* [EXERCISE]: Below are some entries. Count the lines where "native" appears and state only that number.

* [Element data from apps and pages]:
_ _ _ _ _

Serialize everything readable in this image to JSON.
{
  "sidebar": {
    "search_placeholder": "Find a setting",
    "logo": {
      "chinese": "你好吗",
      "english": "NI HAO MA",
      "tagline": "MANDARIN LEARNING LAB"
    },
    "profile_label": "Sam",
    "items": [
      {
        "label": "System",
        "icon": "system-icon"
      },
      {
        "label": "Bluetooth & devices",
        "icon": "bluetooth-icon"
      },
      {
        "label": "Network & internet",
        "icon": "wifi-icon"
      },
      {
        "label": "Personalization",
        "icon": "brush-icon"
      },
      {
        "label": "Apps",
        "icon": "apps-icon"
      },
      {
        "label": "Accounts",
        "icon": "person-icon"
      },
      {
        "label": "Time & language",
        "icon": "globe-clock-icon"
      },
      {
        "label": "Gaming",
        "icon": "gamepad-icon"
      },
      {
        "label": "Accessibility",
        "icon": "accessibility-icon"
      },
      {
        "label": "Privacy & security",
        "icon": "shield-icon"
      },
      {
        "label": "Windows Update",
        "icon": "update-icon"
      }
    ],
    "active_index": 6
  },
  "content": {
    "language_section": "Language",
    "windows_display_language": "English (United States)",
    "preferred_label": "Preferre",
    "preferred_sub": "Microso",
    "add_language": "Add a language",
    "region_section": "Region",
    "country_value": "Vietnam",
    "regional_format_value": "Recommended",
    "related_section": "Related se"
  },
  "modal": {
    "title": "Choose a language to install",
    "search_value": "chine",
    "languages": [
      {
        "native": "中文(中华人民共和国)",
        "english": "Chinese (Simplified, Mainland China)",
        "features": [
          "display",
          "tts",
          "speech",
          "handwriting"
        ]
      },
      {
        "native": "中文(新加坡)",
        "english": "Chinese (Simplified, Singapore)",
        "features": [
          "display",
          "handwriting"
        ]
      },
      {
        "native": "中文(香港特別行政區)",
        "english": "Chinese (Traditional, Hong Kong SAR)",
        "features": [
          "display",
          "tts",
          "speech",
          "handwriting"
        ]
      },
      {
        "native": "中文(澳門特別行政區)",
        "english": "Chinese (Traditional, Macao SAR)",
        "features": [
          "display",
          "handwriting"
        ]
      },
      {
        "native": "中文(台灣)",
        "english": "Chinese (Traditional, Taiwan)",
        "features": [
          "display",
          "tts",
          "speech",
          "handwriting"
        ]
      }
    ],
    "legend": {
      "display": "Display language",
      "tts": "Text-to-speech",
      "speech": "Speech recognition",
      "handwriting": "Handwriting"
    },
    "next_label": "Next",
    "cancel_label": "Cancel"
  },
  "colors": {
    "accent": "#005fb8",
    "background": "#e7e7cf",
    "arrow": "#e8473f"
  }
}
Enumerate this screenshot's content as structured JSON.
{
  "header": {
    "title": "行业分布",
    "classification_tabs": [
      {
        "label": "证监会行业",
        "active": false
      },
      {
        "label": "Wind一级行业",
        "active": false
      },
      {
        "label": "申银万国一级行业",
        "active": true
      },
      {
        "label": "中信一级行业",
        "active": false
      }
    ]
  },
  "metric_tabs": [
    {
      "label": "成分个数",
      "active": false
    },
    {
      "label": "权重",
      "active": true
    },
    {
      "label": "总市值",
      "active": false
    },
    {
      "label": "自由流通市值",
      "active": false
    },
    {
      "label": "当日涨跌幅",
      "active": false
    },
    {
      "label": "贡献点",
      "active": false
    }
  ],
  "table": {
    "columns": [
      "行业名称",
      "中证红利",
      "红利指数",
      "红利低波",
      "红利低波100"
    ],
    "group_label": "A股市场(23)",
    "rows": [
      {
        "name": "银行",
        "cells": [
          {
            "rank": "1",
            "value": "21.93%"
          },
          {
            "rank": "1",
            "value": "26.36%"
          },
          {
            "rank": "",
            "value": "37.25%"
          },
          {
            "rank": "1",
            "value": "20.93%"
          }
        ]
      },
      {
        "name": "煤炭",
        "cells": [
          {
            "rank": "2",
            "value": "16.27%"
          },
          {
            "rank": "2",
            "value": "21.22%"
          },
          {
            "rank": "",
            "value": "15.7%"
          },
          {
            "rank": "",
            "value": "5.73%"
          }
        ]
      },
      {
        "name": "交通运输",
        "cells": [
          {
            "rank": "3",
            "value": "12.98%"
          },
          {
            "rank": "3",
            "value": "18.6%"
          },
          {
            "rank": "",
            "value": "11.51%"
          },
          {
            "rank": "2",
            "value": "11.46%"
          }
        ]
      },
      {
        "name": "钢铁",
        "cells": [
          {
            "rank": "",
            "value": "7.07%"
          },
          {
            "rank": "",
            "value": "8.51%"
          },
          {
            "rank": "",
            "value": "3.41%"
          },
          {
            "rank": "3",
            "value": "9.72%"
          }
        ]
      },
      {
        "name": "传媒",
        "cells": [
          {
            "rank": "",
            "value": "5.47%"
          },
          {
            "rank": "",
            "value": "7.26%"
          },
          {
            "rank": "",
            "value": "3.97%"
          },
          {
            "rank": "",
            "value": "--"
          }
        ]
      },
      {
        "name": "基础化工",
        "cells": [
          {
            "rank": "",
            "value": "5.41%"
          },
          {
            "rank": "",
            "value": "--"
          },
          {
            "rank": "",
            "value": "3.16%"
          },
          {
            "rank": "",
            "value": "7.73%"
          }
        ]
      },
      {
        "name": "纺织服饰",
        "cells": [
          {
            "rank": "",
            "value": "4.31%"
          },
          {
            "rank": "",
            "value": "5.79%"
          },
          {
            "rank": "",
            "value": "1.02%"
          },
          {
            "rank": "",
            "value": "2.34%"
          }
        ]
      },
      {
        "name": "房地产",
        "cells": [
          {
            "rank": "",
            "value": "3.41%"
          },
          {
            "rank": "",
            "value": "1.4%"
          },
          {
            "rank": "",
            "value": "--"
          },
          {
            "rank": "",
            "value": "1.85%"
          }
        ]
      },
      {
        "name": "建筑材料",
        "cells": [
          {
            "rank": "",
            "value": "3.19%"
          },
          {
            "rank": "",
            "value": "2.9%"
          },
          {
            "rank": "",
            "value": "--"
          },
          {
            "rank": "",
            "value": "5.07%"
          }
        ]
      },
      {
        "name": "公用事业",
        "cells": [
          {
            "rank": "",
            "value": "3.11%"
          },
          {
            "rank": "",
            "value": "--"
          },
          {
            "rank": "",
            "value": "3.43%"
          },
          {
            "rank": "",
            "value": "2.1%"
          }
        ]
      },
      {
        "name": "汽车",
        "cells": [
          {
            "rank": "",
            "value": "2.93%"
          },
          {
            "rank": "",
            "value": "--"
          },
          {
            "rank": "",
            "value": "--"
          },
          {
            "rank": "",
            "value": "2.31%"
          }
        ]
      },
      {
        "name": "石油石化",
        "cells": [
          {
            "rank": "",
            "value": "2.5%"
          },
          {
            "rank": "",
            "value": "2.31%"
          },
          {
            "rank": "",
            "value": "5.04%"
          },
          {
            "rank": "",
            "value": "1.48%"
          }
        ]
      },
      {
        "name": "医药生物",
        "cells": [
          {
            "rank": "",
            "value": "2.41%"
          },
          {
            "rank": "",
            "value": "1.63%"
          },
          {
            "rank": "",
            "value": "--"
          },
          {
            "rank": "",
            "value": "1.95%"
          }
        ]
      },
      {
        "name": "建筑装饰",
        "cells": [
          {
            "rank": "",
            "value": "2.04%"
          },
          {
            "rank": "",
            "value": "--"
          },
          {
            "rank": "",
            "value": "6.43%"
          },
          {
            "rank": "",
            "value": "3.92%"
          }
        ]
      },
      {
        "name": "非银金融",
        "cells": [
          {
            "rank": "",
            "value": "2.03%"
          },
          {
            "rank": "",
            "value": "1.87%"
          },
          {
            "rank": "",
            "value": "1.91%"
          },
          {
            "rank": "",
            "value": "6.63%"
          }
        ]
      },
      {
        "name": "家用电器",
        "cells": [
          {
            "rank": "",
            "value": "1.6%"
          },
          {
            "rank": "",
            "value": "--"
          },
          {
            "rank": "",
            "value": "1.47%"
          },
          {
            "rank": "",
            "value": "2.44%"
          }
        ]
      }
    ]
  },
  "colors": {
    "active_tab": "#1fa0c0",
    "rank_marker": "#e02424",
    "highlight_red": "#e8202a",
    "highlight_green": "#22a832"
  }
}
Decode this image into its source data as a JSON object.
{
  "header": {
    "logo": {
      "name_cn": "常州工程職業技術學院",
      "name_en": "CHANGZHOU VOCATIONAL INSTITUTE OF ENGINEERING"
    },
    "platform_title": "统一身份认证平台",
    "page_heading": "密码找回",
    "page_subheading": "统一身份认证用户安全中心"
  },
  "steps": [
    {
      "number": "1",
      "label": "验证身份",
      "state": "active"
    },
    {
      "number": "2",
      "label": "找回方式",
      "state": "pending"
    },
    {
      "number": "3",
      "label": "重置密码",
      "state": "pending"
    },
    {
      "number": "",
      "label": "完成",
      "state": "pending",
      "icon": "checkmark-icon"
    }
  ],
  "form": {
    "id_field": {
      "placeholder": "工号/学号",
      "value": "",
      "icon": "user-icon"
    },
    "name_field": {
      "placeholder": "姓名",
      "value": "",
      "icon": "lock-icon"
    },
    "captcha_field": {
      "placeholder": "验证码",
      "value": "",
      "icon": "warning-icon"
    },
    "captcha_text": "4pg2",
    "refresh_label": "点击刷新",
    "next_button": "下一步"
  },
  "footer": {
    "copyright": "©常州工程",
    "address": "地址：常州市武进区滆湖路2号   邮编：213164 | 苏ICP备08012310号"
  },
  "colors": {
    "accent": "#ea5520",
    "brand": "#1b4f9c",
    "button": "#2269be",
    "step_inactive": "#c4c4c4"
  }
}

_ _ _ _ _

* [ANSWER FOR THIS EXERCISE]: 5